== Segment start ==

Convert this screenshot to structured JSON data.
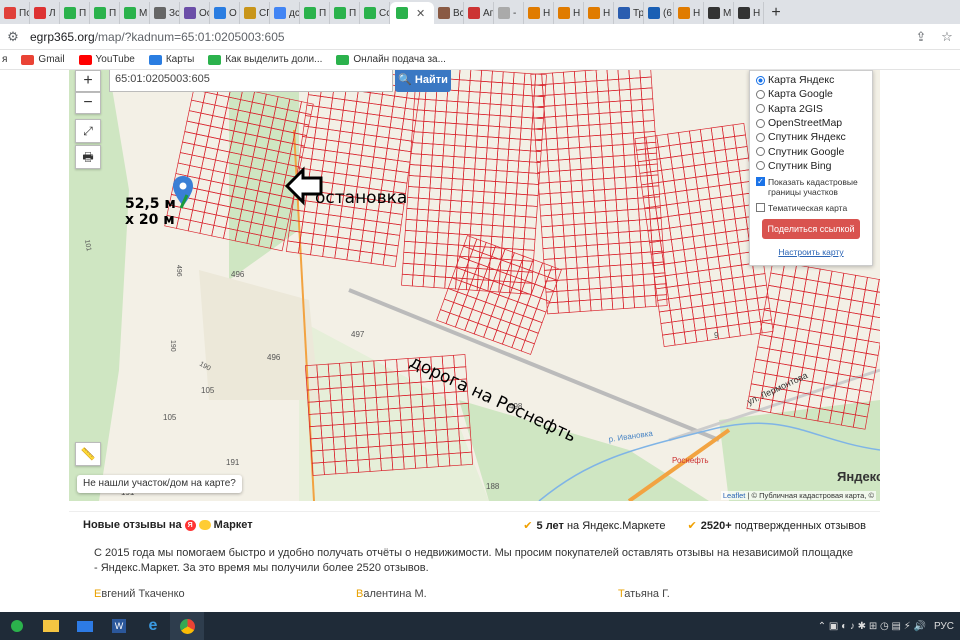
{
  "browser": {
    "tabs": [
      {
        "label": "Пс",
        "color": "#e0403a"
      },
      {
        "label": "Л",
        "color": "#d33"
      },
      {
        "label": "П",
        "color": "#2bb24c"
      },
      {
        "label": "П",
        "color": "#2bb24c"
      },
      {
        "label": "М",
        "color": "#2bb24c"
      },
      {
        "label": "Зс",
        "color": "#666"
      },
      {
        "label": "Ос",
        "color": "#6b4ea8"
      },
      {
        "label": "О",
        "color": "#2a7de1"
      },
      {
        "label": "СГ",
        "color": "#c8951a"
      },
      {
        "label": "дс",
        "color": "#4285f4"
      },
      {
        "label": "П",
        "color": "#2bb24c"
      },
      {
        "label": "П",
        "color": "#2bb24c"
      },
      {
        "label": "Сс",
        "color": "#2bb24c"
      }
    ],
    "active_tab": {
      "label": "",
      "color": "#2bb24c"
    },
    "tabs_right": [
      {
        "label": "Вс",
        "color": "#8a5a44"
      },
      {
        "label": "Аг",
        "color": "#c33"
      },
      {
        "label": "-",
        "color": "#aaa"
      },
      {
        "label": "Н",
        "color": "#e07b00"
      },
      {
        "label": "Н",
        "color": "#e07b00"
      },
      {
        "label": "Н",
        "color": "#e07b00"
      },
      {
        "label": "Тр",
        "color": "#2a5db0"
      },
      {
        "label": "(6",
        "color": "#1a5fb4"
      },
      {
        "label": "Н",
        "color": "#e07b00"
      },
      {
        "label": "М",
        "color": "#333"
      },
      {
        "label": "Н",
        "color": "#333"
      }
    ],
    "new_tab_label": "+",
    "url_host": "egrp365.org",
    "url_path": "/map/?kadnum=65:01:0205003:605",
    "bookmarks": [
      {
        "label": "я",
        "color": "#fff"
      },
      {
        "label": "Gmail",
        "color": "#ea4335"
      },
      {
        "label": "YouTube",
        "color": "#ff0000"
      },
      {
        "label": "Карты",
        "color": "#2a7de1"
      },
      {
        "label": "Как выделить доли...",
        "color": "#2bb24c"
      },
      {
        "label": "Онлайн подача за...",
        "color": "#2bb24c"
      }
    ]
  },
  "map": {
    "search_value": "65:01:0205003:605",
    "search_button": "Найти",
    "zoom_in": "+",
    "zoom_out": "−",
    "layers": [
      {
        "label": "Карта Яндекс",
        "selected": true
      },
      {
        "label": "Карта Google",
        "selected": false
      },
      {
        "label": "Карта 2GIS",
        "selected": false
      },
      {
        "label": "OpenStreetMap",
        "selected": false
      },
      {
        "label": "Спутник Яндекс",
        "selected": false
      },
      {
        "label": "Спутник Google",
        "selected": false
      },
      {
        "label": "Спутник Bing",
        "selected": false
      }
    ],
    "show_cadastral": "Показать кадастровые границы участков",
    "thematic": "Тематическая карта",
    "share_button": "Поделиться ссылкой",
    "setup_link": "Настроить карту",
    "not_found": "Не нашли участок/дом на карте?",
    "attribution_leaflet": "Leaflet",
    "attribution_rest": " | © Публичная кадастровая карта, ©",
    "yandex_logo": "Яндекс",
    "annotations": {
      "size_line1": "52,5 м",
      "size_line2": "х 20 м",
      "stop": "остановка",
      "road": "дорога на Роснефть"
    },
    "labels": {
      "street": "ул. Лермонтова",
      "river": "р. Ивановка",
      "rosneft": "Роснефть",
      "n496a": "496",
      "n496b": "496",
      "n496c": "496",
      "n497": "497",
      "n498": "498",
      "n191": "191",
      "n190": "190",
      "n105a": "105",
      "n105b": "105",
      "n188": "188",
      "n101": "101",
      "n9": "9"
    },
    "colors": {
      "parcel": "#d9262f",
      "road": "#f2a341",
      "green": "#cfe6c2",
      "base": "#f3f0e6"
    }
  },
  "reviews": {
    "title": "Новые отзывы на",
    "market": "Маркет",
    "badge1_bold": "5 лет",
    "badge1_rest": " на Яндекс.Маркете",
    "badge2_bold": "2520+",
    "badge2_rest": " подтвержденных отзывов",
    "text": "С 2015 года мы помогаем быстро и удобно получать отчёты о недвижимости. Мы просим покупателей оставлять отзывы на независимой площадке - Яндекс.Маркет. За это время мы получили более 2520 отзывов.",
    "names": [
      {
        "cap": "Е",
        "rest": "вгений Ткаченко"
      },
      {
        "cap": "В",
        "rest": "алентина М."
      },
      {
        "cap": "Т",
        "rest": "атьяна Г."
      }
    ]
  },
  "taskbar": {
    "lang": "РУС"
  }
}
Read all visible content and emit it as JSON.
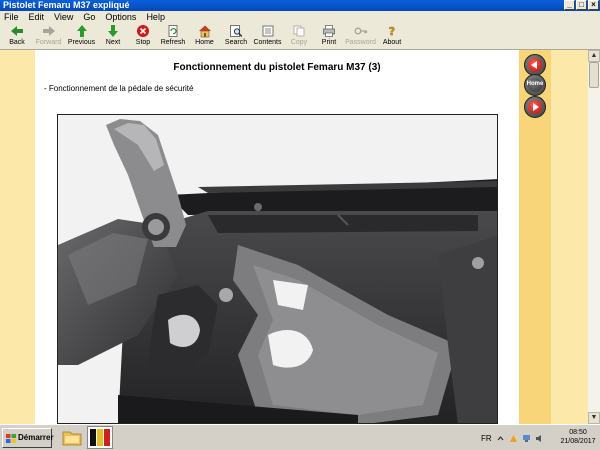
{
  "window": {
    "title": "Pistolet Femaru M37 expliqué",
    "controls": [
      "_",
      "□",
      "×"
    ]
  },
  "menu": [
    "File",
    "Edit",
    "View",
    "Go",
    "Options",
    "Help"
  ],
  "toolbar": [
    {
      "label": "Back",
      "icon": "back-arrow-icon",
      "enabled": true
    },
    {
      "label": "Forward",
      "icon": "forward-arrow-icon",
      "enabled": false
    },
    {
      "label": "Previous",
      "icon": "up-arrow-icon",
      "enabled": true
    },
    {
      "label": "Next",
      "icon": "down-arrow-icon",
      "enabled": true
    },
    {
      "label": "Stop",
      "icon": "stop-icon",
      "enabled": true
    },
    {
      "label": "Refresh",
      "icon": "refresh-icon",
      "enabled": true
    },
    {
      "label": "Home",
      "icon": "home-icon",
      "enabled": true
    },
    {
      "label": "Search",
      "icon": "search-icon",
      "enabled": true
    },
    {
      "label": "Contents",
      "icon": "contents-icon",
      "enabled": true
    },
    {
      "label": "Copy",
      "icon": "copy-icon",
      "enabled": false
    },
    {
      "label": "Print",
      "icon": "print-icon",
      "enabled": true
    },
    {
      "label": "Password",
      "icon": "key-icon",
      "enabled": false
    },
    {
      "label": "About",
      "icon": "about-icon",
      "enabled": true
    }
  ],
  "page": {
    "title": "Fonctionnement du pistolet Femaru M37 (3)",
    "subtitle": "- Fonctionnement de la pédale de sécurité"
  },
  "nav": {
    "home_label": "Home"
  },
  "taskbar": {
    "start_label": "Démarrer",
    "language": "FR",
    "time": "08:50",
    "date": "21/08/2017"
  },
  "colors": {
    "titlebar": "#0548b8",
    "page_margin": "#fce8a8",
    "nav_strip": "#f9d57a",
    "nav_button": "#c01818"
  }
}
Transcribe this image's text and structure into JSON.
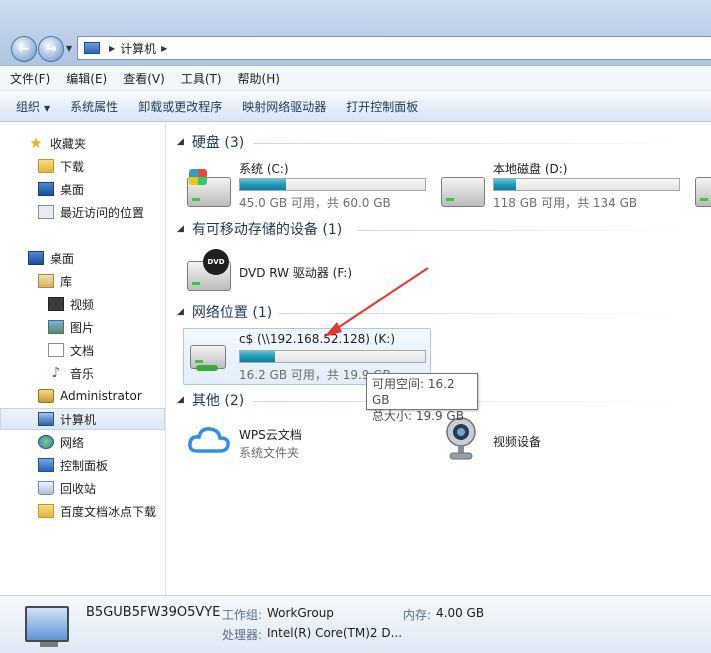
{
  "address": {
    "crumb": "计算机"
  },
  "menu": [
    "文件(F)",
    "编辑(E)",
    "查看(V)",
    "工具(T)",
    "帮助(H)"
  ],
  "commands": {
    "organize": "组织",
    "items": [
      "系统属性",
      "卸载或更改程序",
      "映射网络驱动器",
      "打开控制面板"
    ]
  },
  "sidebar": {
    "favorites": "收藏夹",
    "fav_items": [
      "下载",
      "桌面",
      "最近访问的位置"
    ],
    "desktop": "桌面",
    "library": "库",
    "lib_items": [
      "视频",
      "图片",
      "文档",
      "音乐"
    ],
    "other_items": [
      "Administrator",
      "计算机",
      "网络",
      "控制面板",
      "回收站",
      "百度文档冰点下载"
    ]
  },
  "groups": {
    "hdd": "硬盘 (3)",
    "removable": "有可移动存储的设备 (1)",
    "network": "网络位置 (1)",
    "other": "其他 (2)"
  },
  "drives": [
    {
      "name": "系统 (C:)",
      "free": "45.0 GB 可用，共 60.0 GB",
      "used_fraction": 0.25
    },
    {
      "name": "本地磁盘 (D:)",
      "free": "118 GB 可用，共 134 GB",
      "used_fraction": 0.12
    }
  ],
  "dvd": {
    "name": "DVD RW 驱动器 (F:)",
    "badge": "DVD"
  },
  "network_drive": {
    "name": "c$ (\\\\192.168.52.128) (K:)",
    "free": "16.2 GB 可用，共 19.9 GB",
    "used_fraction": 0.19
  },
  "tooltip": {
    "line1": "可用空间: 16.2 GB",
    "line2": "总大小: 19.9 GB"
  },
  "others": [
    {
      "name": "WPS云文档",
      "type": "系统文件夹"
    },
    {
      "name": "视频设备"
    }
  ],
  "details": {
    "computer_name": "B5GUB5FW39O5VYE",
    "workgroup_label": "工作组:",
    "workgroup": "WorkGroup",
    "memory_label": "内存:",
    "memory": "4.00 GB",
    "cpu_label": "处理器:",
    "cpu": "Intel(R) Core(TM)2 D..."
  },
  "colors": {
    "bar_fill": "#1c9cba",
    "arrow": "#e8342c",
    "header_text": "#1e395b"
  }
}
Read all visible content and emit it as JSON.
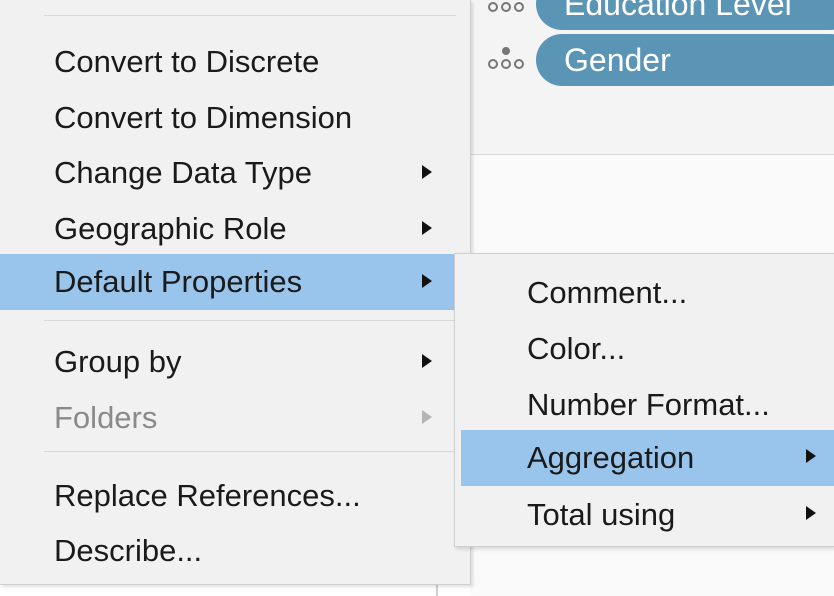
{
  "fields_shelf": {
    "pills": [
      {
        "label": "Education Level",
        "icon": "nominal-dimension-icon"
      },
      {
        "label": "Gender",
        "icon": "nominal-dimension-icon"
      }
    ],
    "pill_color": "#5b95b6"
  },
  "context_menu": {
    "items": [
      {
        "label": "Convert to Discrete"
      },
      {
        "label": "Convert to Dimension"
      },
      {
        "label": "Change Data Type",
        "has_submenu": true
      },
      {
        "label": "Geographic Role",
        "has_submenu": true
      },
      {
        "label": "Default Properties",
        "has_submenu": true,
        "highlighted": true
      },
      {
        "label": "Group by",
        "has_submenu": true
      },
      {
        "label": "Folders",
        "has_submenu": true,
        "disabled": true
      },
      {
        "label": "Replace References..."
      },
      {
        "label": "Describe..."
      }
    ],
    "highlight_color": "#99c4ec"
  },
  "submenu": {
    "items": [
      {
        "label": "Comment..."
      },
      {
        "label": "Color..."
      },
      {
        "label": "Number Format..."
      },
      {
        "label": "Aggregation",
        "has_submenu": true,
        "highlighted": true
      },
      {
        "label": "Total using",
        "has_submenu": true
      }
    ]
  }
}
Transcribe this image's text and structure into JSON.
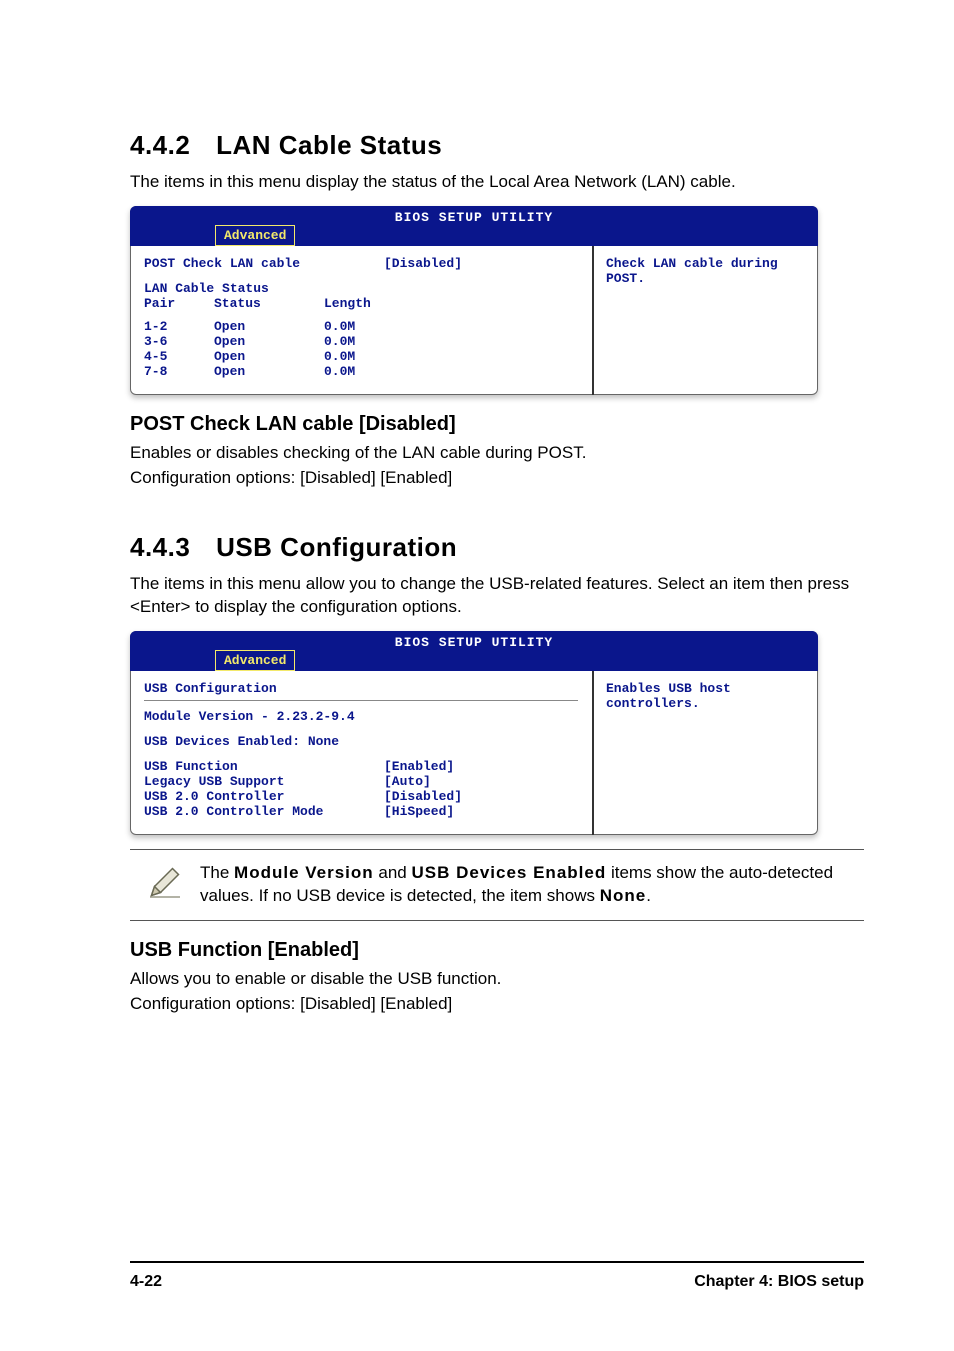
{
  "section1": {
    "number": "4.4.2",
    "title": "LAN Cable Status",
    "intro": "The items in this menu display the status of the Local Area Network (LAN) cable."
  },
  "bios1": {
    "title": "BIOS SETUP UTILITY",
    "tab": "Advanced",
    "help": "Check LAN cable during POST.",
    "opt_label": "POST Check LAN cable",
    "opt_value": "[Disabled]",
    "table_title": "LAN Cable Status",
    "hdr": {
      "c1": "Pair",
      "c2": "Status",
      "c3": "Length"
    },
    "rows": [
      {
        "c1": "1-2",
        "c2": "Open",
        "c3": "0.0M"
      },
      {
        "c1": "3-6",
        "c2": "Open",
        "c3": "0.0M"
      },
      {
        "c1": "4-5",
        "c2": "Open",
        "c3": "0.0M"
      },
      {
        "c1": "7-8",
        "c2": "Open",
        "c3": "0.0M"
      }
    ]
  },
  "sub1": {
    "heading": "POST Check LAN cable [Disabled]",
    "line1": "Enables or disables checking of the LAN cable during POST.",
    "line2": "Configuration options: [Disabled] [Enabled]"
  },
  "section2": {
    "number": "4.4.3",
    "title": "USB Configuration",
    "intro": "The items in this menu allow you to change the USB-related features. Select an item then press <Enter> to display the configuration options."
  },
  "bios2": {
    "title": "BIOS SETUP UTILITY",
    "tab": "Advanced",
    "help": "Enables USB host controllers.",
    "heading": "USB Configuration",
    "line1": "Module Version - 2.23.2-9.4",
    "line2": "USB Devices Enabled: None",
    "opts": [
      {
        "label": "USB Function",
        "value": "[Enabled]"
      },
      {
        "label": "Legacy USB Support",
        "value": "[Auto]"
      },
      {
        "label": "USB 2.0 Controller",
        "value": "[Disabled]"
      },
      {
        "label": "USB 2.0 Controller Mode",
        "value": "[HiSpeed]"
      }
    ]
  },
  "note": {
    "t1": "The ",
    "b1": "Module Version",
    "t2": " and ",
    "b2": "USB Devices Enabled",
    "t3": " items show the auto-detected values. If no USB device is detected, the item shows ",
    "b3": "None",
    "t4": "."
  },
  "sub2": {
    "heading": "USB Function [Enabled]",
    "line1": "Allows you to enable or disable the USB function.",
    "line2": "Configuration options: [Disabled] [Enabled]"
  },
  "footer": {
    "left": "4-22",
    "right": "Chapter 4: BIOS setup"
  }
}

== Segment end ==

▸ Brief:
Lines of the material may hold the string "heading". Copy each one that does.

▸ Task solution:
    "heading": "POST Check LAN cable [Disabled]",
    "heading": "USB Configuration",
    "heading": "USB Function [Enabled]",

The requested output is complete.